It happened recently when a 25-year-old Phoenix man who was in Tucson visiting a childhood friend accidentally overdosed.
The victim's mother is turning her grief into action.
The Digging Team uncovered a seven-count indictment that charged Brendin Malcolm Lopez-Raygoza and Brady William Webber-Graff with selling drugs and manslaughter.
The document stated, "On or about the 18th day of May, 2020, Brendin Malcolm Lopez-Raygoza and Brady William Webber-Graff recklessly caused the death of Landon Marsh."
Two days earlier, "Raygoza and Webber Graff unlawfully sold a narcotic drug fentanyl pills, heroin and cocaine."
The Counter Narcotics Alliance, a multi-agency drug task force investigates overdose deaths.
"Fentanyl was a leading contributor to the overdose death problem that we have, " Tucson Police Captain John Leavitt, commander for CNA said.
He said last year, there were over 450 overdose deaths. More than half were attributed to fentanyl.

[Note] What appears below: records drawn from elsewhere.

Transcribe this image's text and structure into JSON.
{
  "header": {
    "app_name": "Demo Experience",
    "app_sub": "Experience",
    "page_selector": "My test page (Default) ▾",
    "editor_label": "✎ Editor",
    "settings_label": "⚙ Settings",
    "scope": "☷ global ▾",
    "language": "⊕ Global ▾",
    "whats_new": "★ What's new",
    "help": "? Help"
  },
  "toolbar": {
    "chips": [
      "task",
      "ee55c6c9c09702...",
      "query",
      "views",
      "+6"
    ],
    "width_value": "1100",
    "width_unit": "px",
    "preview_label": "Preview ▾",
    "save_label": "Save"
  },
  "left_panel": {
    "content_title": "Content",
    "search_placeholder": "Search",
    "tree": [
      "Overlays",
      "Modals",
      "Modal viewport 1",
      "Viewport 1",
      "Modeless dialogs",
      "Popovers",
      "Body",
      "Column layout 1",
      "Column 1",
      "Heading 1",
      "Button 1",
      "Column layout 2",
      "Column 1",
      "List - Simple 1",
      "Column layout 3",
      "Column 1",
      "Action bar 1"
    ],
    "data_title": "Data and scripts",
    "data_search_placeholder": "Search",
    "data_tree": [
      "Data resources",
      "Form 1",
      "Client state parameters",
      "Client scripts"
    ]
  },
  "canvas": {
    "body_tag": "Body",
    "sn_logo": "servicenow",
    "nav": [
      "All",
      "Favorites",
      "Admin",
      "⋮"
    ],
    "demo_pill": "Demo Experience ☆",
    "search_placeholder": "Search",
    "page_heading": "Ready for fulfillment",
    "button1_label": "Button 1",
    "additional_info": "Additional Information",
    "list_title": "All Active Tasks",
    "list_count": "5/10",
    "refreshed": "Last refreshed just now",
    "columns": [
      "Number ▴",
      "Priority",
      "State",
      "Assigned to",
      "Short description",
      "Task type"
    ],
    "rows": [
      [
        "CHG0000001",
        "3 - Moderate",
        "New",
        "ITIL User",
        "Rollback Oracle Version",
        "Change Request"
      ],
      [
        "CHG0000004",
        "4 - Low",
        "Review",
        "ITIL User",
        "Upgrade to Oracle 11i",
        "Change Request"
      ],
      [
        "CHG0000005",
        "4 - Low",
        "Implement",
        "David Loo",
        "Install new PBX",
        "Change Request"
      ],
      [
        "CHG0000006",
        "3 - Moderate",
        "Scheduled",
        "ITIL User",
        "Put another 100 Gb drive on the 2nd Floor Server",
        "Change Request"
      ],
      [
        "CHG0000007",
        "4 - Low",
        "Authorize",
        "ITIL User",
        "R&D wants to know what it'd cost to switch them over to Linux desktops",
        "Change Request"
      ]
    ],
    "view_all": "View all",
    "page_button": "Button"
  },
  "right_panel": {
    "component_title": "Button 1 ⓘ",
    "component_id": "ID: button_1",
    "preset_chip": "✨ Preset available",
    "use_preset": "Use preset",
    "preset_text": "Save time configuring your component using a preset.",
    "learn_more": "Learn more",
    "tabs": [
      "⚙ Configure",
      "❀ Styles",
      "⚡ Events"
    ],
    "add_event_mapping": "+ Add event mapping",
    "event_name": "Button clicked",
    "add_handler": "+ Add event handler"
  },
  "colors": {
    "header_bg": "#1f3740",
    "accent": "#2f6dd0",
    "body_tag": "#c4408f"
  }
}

Landon Marsh, 25, was among those who died.
Leavitt would not discuss that case, but he did talk about the fentanyl pills.
"M-30's, the blue pills that everyone is taking, what is killing them are fentanyl," he said. "That's what they are."
On Monday at the State Capitol, the House of Representatives will be voting on Senate Bill 1486.
A bill Senator Christine Marsh authored.
She spoke earlier this year to our sister station KPNX 12 News.
"My connection is very close to this bill I'm running to try and save some lives," said.
She has been very open about her son's death. The legislation is to legalize fentanyl test strips.
Haley Coles is with Sonoran Prevention Works.
"Some very smart people who use drugs in other parts of the country were able to determine they could test the drug themselves," Coles said.
Capt. Leavitt reacted to the proposed legislation.
"The provision of those test strips is a harm reduction method," he said. "I suppose will do someone some good. It's just not something I think will be as effective as some people think it will be. "
Senator Marsh said her son, "He would want me to do everything possible to help others."
Leavitt also wants to help. He has a message for people who deal drugs.
"If you deal drugs in Pima County and this region, we're going to try you for it if we can," he said. "And we're going to put you in prison for it."